> _INSTRUCTIONS FOR THE TASK_
Set down all the records below, word for word.
*** Opening of EXERCISE DATA ***
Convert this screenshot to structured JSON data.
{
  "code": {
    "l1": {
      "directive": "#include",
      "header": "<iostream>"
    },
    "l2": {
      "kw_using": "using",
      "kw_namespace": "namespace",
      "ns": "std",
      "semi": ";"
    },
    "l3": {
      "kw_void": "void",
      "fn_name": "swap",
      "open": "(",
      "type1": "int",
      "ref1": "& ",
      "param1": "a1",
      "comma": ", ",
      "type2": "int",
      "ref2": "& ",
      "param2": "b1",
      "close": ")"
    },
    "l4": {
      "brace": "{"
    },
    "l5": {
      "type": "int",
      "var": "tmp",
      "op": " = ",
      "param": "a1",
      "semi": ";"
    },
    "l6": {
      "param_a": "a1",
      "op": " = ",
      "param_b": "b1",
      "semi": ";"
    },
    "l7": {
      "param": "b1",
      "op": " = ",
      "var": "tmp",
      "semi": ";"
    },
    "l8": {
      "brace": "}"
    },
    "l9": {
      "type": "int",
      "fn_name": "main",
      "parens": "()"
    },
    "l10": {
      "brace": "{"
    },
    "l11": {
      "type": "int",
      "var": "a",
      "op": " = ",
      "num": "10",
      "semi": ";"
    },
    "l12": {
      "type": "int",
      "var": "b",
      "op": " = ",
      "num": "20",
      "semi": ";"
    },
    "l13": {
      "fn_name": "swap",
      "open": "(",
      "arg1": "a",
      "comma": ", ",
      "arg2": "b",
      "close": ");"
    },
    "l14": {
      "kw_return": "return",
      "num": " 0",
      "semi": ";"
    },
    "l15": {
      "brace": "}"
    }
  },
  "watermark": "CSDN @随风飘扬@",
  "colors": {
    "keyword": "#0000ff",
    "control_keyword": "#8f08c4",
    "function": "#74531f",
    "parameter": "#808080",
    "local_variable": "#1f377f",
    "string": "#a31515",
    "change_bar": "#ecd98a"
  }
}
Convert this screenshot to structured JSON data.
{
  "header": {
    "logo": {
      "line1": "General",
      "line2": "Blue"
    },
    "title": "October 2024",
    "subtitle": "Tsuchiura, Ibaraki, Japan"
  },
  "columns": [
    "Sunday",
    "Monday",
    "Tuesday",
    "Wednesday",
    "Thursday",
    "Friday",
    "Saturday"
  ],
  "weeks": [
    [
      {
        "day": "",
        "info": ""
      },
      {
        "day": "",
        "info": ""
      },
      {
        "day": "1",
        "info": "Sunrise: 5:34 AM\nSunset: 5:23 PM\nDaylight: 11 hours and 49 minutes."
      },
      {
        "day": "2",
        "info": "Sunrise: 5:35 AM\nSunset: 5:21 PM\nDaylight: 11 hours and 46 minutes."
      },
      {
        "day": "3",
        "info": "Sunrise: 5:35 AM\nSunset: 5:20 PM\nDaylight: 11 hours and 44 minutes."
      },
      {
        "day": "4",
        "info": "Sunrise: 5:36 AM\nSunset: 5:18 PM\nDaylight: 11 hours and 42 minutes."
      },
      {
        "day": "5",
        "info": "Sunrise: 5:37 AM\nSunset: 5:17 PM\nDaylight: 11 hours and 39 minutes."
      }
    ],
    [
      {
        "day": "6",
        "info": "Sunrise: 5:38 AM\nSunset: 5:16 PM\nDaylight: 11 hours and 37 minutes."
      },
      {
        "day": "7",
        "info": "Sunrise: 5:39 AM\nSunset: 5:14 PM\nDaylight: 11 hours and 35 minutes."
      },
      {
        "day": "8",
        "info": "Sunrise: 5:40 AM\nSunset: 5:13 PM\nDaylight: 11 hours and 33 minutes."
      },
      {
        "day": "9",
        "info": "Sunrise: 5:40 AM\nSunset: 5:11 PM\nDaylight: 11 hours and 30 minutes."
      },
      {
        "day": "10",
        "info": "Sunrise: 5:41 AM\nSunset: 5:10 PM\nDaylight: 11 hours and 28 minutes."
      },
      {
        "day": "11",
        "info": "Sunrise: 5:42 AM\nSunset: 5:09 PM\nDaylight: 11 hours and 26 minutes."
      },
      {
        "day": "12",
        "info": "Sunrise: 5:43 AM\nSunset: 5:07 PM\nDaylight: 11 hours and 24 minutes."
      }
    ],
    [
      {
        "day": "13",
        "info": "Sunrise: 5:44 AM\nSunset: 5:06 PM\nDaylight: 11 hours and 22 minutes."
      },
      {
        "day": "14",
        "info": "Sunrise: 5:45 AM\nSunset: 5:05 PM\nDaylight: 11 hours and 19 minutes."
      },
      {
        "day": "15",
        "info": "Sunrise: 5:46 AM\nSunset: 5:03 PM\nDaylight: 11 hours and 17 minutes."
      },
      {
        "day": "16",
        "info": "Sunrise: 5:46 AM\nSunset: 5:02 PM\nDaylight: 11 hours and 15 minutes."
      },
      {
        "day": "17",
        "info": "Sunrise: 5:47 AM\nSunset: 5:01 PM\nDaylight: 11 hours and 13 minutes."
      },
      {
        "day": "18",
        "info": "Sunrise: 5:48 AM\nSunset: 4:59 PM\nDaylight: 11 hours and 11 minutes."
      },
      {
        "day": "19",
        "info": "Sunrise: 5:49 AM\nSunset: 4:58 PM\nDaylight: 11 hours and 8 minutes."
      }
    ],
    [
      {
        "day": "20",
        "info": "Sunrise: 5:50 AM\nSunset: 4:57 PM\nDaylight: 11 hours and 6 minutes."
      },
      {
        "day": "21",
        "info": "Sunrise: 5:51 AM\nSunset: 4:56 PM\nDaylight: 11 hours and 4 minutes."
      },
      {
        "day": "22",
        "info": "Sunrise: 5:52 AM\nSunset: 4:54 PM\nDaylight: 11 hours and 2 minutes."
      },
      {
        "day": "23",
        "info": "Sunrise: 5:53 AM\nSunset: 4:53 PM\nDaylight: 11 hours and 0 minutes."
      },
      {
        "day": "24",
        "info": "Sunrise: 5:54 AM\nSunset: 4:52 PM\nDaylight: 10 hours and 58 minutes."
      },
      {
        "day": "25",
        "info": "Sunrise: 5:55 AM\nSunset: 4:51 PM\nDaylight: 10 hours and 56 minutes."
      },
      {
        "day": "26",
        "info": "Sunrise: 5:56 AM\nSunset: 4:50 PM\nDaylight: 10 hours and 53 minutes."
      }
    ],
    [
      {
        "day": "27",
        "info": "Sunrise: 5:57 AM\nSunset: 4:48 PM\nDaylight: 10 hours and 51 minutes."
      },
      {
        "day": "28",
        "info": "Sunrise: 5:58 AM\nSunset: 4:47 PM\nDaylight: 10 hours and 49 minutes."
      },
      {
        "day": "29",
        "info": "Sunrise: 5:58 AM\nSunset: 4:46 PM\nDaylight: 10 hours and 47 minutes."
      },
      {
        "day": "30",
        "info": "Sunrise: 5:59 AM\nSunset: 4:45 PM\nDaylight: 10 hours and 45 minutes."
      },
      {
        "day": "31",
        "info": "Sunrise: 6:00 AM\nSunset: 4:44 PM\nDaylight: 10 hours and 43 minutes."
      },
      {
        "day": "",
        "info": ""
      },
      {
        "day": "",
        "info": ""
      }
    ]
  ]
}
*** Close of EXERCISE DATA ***
> _RESPONSE AREA_
Convert this screenshot to structured JSON data.
{
  "code": {
    "l1": {
      "directive": "#include",
      "header": "<iostream>"
    },
    "l2": {
      "kw_using": "using",
      "kw_namespace": "namespace",
      "ns": "std",
      "semi": ";"
    },
    "l3": {
      "kw_void": "void",
      "fn_name": "swap",
      "open": "(",
      "type1": "int",
      "ref1": "& ",
      "param1": "a1",
      "comma": ", ",
      "type2": "int",
      "ref2": "& ",
      "param2": "b1",
      "close": ")"
    },
    "l4": {
      "brace": "{"
    },
    "l5": {
      "type": "int",
      "var": "tmp",
      "op": " = ",
      "param": "a1",
      "semi": ";"
    },
    "l6": {
      "param_a": "a1",
      "op": " = ",
      "param_b": "b1",
      "semi": ";"
    },
    "l7": {
      "param": "b1",
      "op": " = ",
      "var": "tmp",
      "semi": ";"
    },
    "l8": {
      "brace": "}"
    },
    "l9": {
      "type": "int",
      "fn_name": "main",
      "parens": "()"
    },
    "l10": {
      "brace": "{"
    },
    "l11": {
      "type": "int",
      "var": "a",
      "op": " = ",
      "num": "10",
      "semi": ";"
    },
    "l12": {
      "type": "int",
      "var": "b",
      "op": " = ",
      "num": "20",
      "semi": ";"
    },
    "l13": {
      "fn_name": "swap",
      "open": "(",
      "arg1": "a",
      "comma": ", ",
      "arg2": "b",
      "close": ");"
    },
    "l14": {
      "kw_return": "return",
      "num": " 0",
      "semi": ";"
    },
    "l15": {
      "brace": "}"
    }
  },
  "watermark": "CSDN @随风飘扬@",
  "colors": {
    "keyword": "#0000ff",
    "control_keyword": "#8f08c4",
    "function": "#74531f",
    "parameter": "#808080",
    "local_variable": "#1f377f",
    "string": "#a31515",
    "change_bar": "#ecd98a"
  }
}
Convert this screenshot to structured JSON data.
{
  "header": {
    "logo": {
      "line1": "General",
      "line2": "Blue"
    },
    "title": "October 2024",
    "subtitle": "Tsuchiura, Ibaraki, Japan"
  },
  "columns": [
    "Sunday",
    "Monday",
    "Tuesday",
    "Wednesday",
    "Thursday",
    "Friday",
    "Saturday"
  ],
  "weeks": [
    [
      {
        "day": "",
        "info": ""
      },
      {
        "day": "",
        "info": ""
      },
      {
        "day": "1",
        "info": "Sunrise: 5:34 AM\nSunset: 5:23 PM\nDaylight: 11 hours and 49 minutes."
      },
      {
        "day": "2",
        "info": "Sunrise: 5:35 AM\nSunset: 5:21 PM\nDaylight: 11 hours and 46 minutes."
      },
      {
        "day": "3",
        "info": "Sunrise: 5:35 AM\nSunset: 5:20 PM\nDaylight: 11 hours and 44 minutes."
      },
      {
        "day": "4",
        "info": "Sunrise: 5:36 AM\nSunset: 5:18 PM\nDaylight: 11 hours and 42 minutes."
      },
      {
        "day": "5",
        "info": "Sunrise: 5:37 AM\nSunset: 5:17 PM\nDaylight: 11 hours and 39 minutes."
      }
    ],
    [
      {
        "day": "6",
        "info": "Sunrise: 5:38 AM\nSunset: 5:16 PM\nDaylight: 11 hours and 37 minutes."
      },
      {
        "day": "7",
        "info": "Sunrise: 5:39 AM\nSunset: 5:14 PM\nDaylight: 11 hours and 35 minutes."
      },
      {
        "day": "8",
        "info": "Sunrise: 5:40 AM\nSunset: 5:13 PM\nDaylight: 11 hours and 33 minutes."
      },
      {
        "day": "9",
        "info": "Sunrise: 5:40 AM\nSunset: 5:11 PM\nDaylight: 11 hours and 30 minutes."
      },
      {
        "day": "10",
        "info": "Sunrise: 5:41 AM\nSunset: 5:10 PM\nDaylight: 11 hours and 28 minutes."
      },
      {
        "day": "11",
        "info": "Sunrise: 5:42 AM\nSunset: 5:09 PM\nDaylight: 11 hours and 26 minutes."
      },
      {
        "day": "12",
        "info": "Sunrise: 5:43 AM\nSunset: 5:07 PM\nDaylight: 11 hours and 24 minutes."
      }
    ],
    [
      {
        "day": "13",
        "info": "Sunrise: 5:44 AM\nSunset: 5:06 PM\nDaylight: 11 hours and 22 minutes."
      },
      {
        "day": "14",
        "info": "Sunrise: 5:45 AM\nSunset: 5:05 PM\nDaylight: 11 hours and 19 minutes."
      },
      {
        "day": "15",
        "info": "Sunrise: 5:46 AM\nSunset: 5:03 PM\nDaylight: 11 hours and 17 minutes."
      },
      {
        "day": "16",
        "info": "Sunrise: 5:46 AM\nSunset: 5:02 PM\nDaylight: 11 hours and 15 minutes."
      },
      {
        "day": "17",
        "info": "Sunrise: 5:47 AM\nSunset: 5:01 PM\nDaylight: 11 hours and 13 minutes."
      },
      {
        "day": "18",
        "info": "Sunrise: 5:48 AM\nSunset: 4:59 PM\nDaylight: 11 hours and 11 minutes."
      },
      {
        "day": "19",
        "info": "Sunrise: 5:49 AM\nSunset: 4:58 PM\nDaylight: 11 hours and 8 minutes."
      }
    ],
    [
      {
        "day": "20",
        "info": "Sunrise: 5:50 AM\nSunset: 4:57 PM\nDaylight: 11 hours and 6 minutes."
      },
      {
        "day": "21",
        "info": "Sunrise: 5:51 AM\nSunset: 4:56 PM\nDaylight: 11 hours and 4 minutes."
      },
      {
        "day": "22",
        "info": "Sunrise: 5:52 AM\nSunset: 4:54 PM\nDaylight: 11 hours and 2 minutes."
      },
      {
        "day": "23",
        "info": "Sunrise: 5:53 AM\nSunset: 4:53 PM\nDaylight: 11 hours and 0 minutes."
      },
      {
        "day": "24",
        "info": "Sunrise: 5:54 AM\nSunset: 4:52 PM\nDaylight: 10 hours and 58 minutes."
      },
      {
        "day": "25",
        "info": "Sunrise: 5:55 AM\nSunset: 4:51 PM\nDaylight: 10 hours and 56 minutes."
      },
      {
        "day": "26",
        "info": "Sunrise: 5:56 AM\nSunset: 4:50 PM\nDaylight: 10 hours and 53 minutes."
      }
    ],
    [
      {
        "day": "27",
        "info": "Sunrise: 5:57 AM\nSunset: 4:48 PM\nDaylight: 10 hours and 51 minutes."
      },
      {
        "day": "28",
        "info": "Sunrise: 5:58 AM\nSunset: 4:47 PM\nDaylight: 10 hours and 49 minutes."
      },
      {
        "day": "29",
        "info": "Sunrise: 5:58 AM\nSunset: 4:46 PM\nDaylight: 10 hours and 47 minutes."
      },
      {
        "day": "30",
        "info": "Sunrise: 5:59 AM\nSunset: 4:45 PM\nDaylight: 10 hours and 45 minutes."
      },
      {
        "day": "31",
        "info": "Sunrise: 6:00 AM\nSunset: 4:44 PM\nDaylight: 10 hours and 43 minutes."
      },
      {
        "day": "",
        "info": ""
      },
      {
        "day": "",
        "info": ""
      }
    ]
  ]
}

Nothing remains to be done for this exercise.